Regardless of the contentious bits I have always enjoyed Gallipoli as a movie and I can separate the factual errors from a good story well told. Unfortunately it is cited as accurate history on some websites that appear to get their geography wrong by mixing up the expanse of Ocean and North beach with distant Suvla where the British landed. One version even says the British could clearly be seen drinking tea. While too many Brits were dithering about in line with useless orders whoever saw them sipping Darjeeling from the position of The Nek must have had a bloody big telescope.
The view from The Nek looking beyond the arc of North Beach to Suvla.
There is no question that events at The Nek added to the growing sense of a national identity in Australia and other battlefields would propel the process. But any implication that the woeful direction of the flawed campaign by Hamilton and other lesser mortals was solely the cross of Australia to bare misses the point that their dismal strategy was lethal to anyone in their charge, Brits, Aussies, Kiwis, Newfoundlanders and Indians. Cemeteries across the peninsular prove this.
The remains of an Australian trench at The Nek.
For the second time in the day we were able to walk in front line trenches and once again the smothering of dense brush was obscuring many more features it would have been nice to see. Someone remarked that the place needed ‘a good fire’ and as odd as it sounds for the budding historian this is probably true, while anyone looking at it from the perspective of a naturalist (or a fire-fighter for that matter!) would most likely think the complete opposite! The usual habit of some of my chums for spotting relics continued and the odd bullet made an appearance.
Just beyond The Nek is Walker’s Ridge where an eponymously named cemetery is the last resting place of some of the Aussie casualties of 7th August 1915. From here our party split into two groups. The walking wounded and the sensible people (often a mixture of the two) would go by bus down to Anzac Cove while the criminally insane would make their way down Walker’s Ridge, itself, to the sea.
A memorable view from the top of Walker’s Ridge down to Ari Burnu and Anzac. Our old mate The Sphinx is on the left. Walker’s Ridge – a spur heading down to the sea – is on the right.
I was on the bus.
Our chief guide and pub singer, Peter, had described the ridge in less than glowing terms (to me at any rate) as a precipitous path with huge sheer drops on either side. As someone who tends to get dizzy climbing a stepladder to change a light bulb this was not an advisable adventure for me to attempt. I had a discussion with my mate John about it only a few days ago and he confirmed there was no way I could have done it and seemed to wonder how he had managed it himself. So while the lunatic element made the journey down the ridge the rest of us went down to the beach and some of the chaps went for a dip. It was the perfect ending to a stunning day.

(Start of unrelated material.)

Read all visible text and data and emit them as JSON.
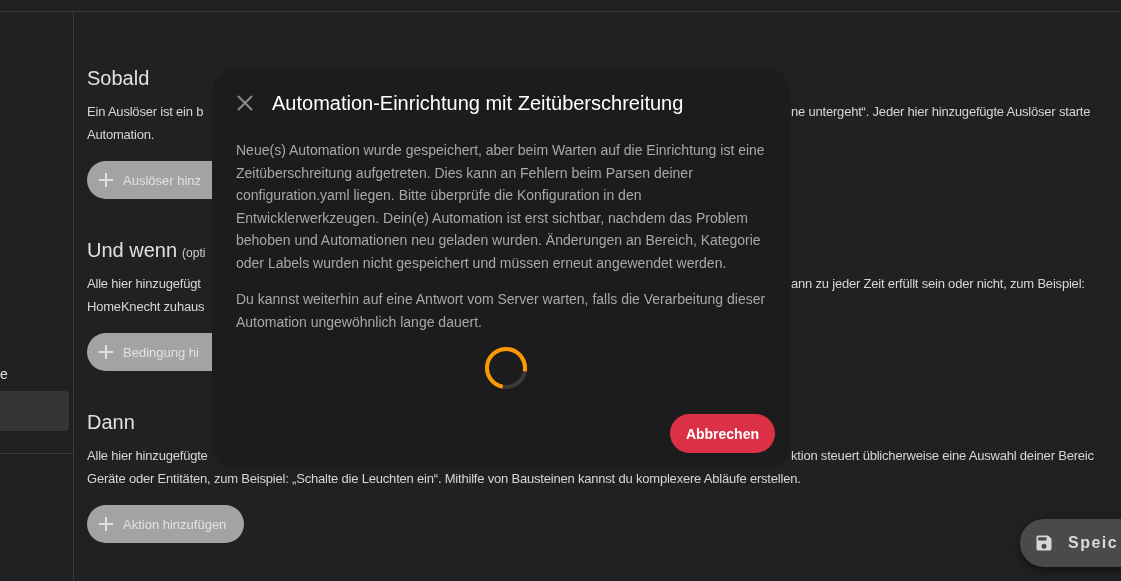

The lunatic fringe head down the ridge with sheer drops either side of a narrow ledge. Well done lads. Rather you than me!
Words and images by Mark Barnes for War History Online. All material copyright: Mark Barnes 2014 unless stated. All Rights Reserved.